CN Bio, a leading cell culture company that has developed single and multi-organ microphysiological systems (MPS) that improve the accuracy and efficiency of drug discovery, today announced the publication of co-authored research led by researchers at the University of Cambridge in Nature Metabolism1, identifying a novel pathway that regulates the underlying mechanism of Non-Alcoholic Steatohepatitis (NASH), potentially a new therapeutic target.
CN Bio and Cambridge University identify novel regulatory pathway driving NASH
The collaborative work uses CN Bio’s NASH model to help elucidate the complex cellular mechanisms that cause liver fibrosis.
The group demonstrated that Bone Morphogenetic Protein 8B (BMP8B), a poorly characterised member of the BMP/TGFß superfamily, exhibits marked upregulation during Non-Alcoholic Fatty Liver Disease (NAFLD) to NASH disease progression. This surge of BMP8B was shown to be an important mediator of liver disease progression, and a leading pathogenic mediator of the wound healing response of NASH, therefore presenting itself as a potential therapeutic target.
Contributing organisations include: University of Cambridge, Newcastle University, National & Kapodistrian University of Athens, Nordic Bioscience A/S, Sorbonne Université, Imperial College London and Wellcome Trust Sanger Institute
The paper illustrates the direct translation between CN Bio’s NASH assay, human clinical studies and in vivo mouse models. It demonstrates that the MPS NASH model can offer more human-relevant data than standard liver tissue studies, and a quicker and cheaper option to study NASH pathophysiology with similar results to long and expensive animal models to better inform the drug discovery process and reduce associated costs. Cell cultures were performed in CN Bio’s MPS NASH model, utilising its proprietary liver-on-chip technology, which enables longer term in vitro culture (>1 month) of primary human hepatocytes in 3D microtissue structures. The NASH assay captures all key aspects of the different stages of the NAFLD/NASH spectrum: intracellular fat accumulation, inflammation and fibrosis.
Dr David Hughes, CEO, CN Bio, commented: “Increasing global levels of obesity are paralleled with growing numbers of NASH patients. However, currently there are no therapies on the market to treat the disease, with candidates in phase 3 clinical trials not effective enough to treat the majority of patients. By providing human-relevant organ-on-chip data, our NASH model is enabling researchers to screen new NAFLD and NASH therapeutic candidates, investigate mechanisms of action and generate actionable data in weeks, ultimately to fast-track investigation into new drug candidates.”

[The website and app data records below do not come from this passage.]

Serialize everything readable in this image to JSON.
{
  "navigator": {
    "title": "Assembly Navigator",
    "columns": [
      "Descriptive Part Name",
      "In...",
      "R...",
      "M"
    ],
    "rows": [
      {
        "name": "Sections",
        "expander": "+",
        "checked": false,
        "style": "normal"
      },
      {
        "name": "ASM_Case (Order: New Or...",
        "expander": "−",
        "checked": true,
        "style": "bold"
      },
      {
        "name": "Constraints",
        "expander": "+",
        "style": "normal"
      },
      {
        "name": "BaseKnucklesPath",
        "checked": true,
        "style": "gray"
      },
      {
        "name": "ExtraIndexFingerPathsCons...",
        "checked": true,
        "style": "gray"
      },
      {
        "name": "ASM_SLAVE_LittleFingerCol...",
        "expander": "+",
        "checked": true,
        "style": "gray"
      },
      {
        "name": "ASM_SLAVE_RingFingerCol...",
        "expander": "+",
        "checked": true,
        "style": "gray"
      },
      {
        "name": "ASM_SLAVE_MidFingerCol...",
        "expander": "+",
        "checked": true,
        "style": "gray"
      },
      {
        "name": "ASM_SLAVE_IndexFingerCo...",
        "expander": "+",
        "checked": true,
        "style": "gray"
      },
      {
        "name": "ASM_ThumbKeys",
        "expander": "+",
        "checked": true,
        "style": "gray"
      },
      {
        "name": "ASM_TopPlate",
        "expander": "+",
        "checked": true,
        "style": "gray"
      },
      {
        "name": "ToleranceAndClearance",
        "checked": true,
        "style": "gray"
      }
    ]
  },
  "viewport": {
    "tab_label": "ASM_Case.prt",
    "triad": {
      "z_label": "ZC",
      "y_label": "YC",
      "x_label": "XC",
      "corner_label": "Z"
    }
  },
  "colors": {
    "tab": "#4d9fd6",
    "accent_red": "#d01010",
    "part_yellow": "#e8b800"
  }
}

Dr Tomasz Kostrzewski, Director, Biology, CN Bio, said: “This paper demonstrates how industry leaders in fatty liver disease, NASH and fibrosis have recognised the quality of CN Bio’s research and the reliability of our data. We’re excited to see this research published in Nature Metabolism, a new and exciting journal for our field which will become highly impactful.”
'Bone morphogenetic protein 8B promotes the progression of non-alcoholic steatohepatitis', Nature Metabolism, https://www.nature.com/articles/s42255-020-0214-9
CN Bio’s NASH model is available as a fee-for-service offering, performed and analysed using the Company’s PhysioMimix™ MPS. The offering supports researchers in planning and optimising clinical trial design, to prioritise pre-clinical candidates and integrate effects on different target cell types of the liver.
For more information about CN Bio’s NASH drug discovery fee-for-service, please visit: https://cn-bio.com/nash-fee-for-service/
CN Bio is a leading life sciences company. Our microfluidic technology improves drug discovery by generating human-relevant pre-clinical data in the lab, bridging gaps between traditional cell culture, animal studies, and human clinical trials to help develop safer, more effective, medicines, faster and reducing or replacing animal testing. Our Systems and Services facilitate deep insights into disease mechanisms, therapeutic efficacy and safety assessments.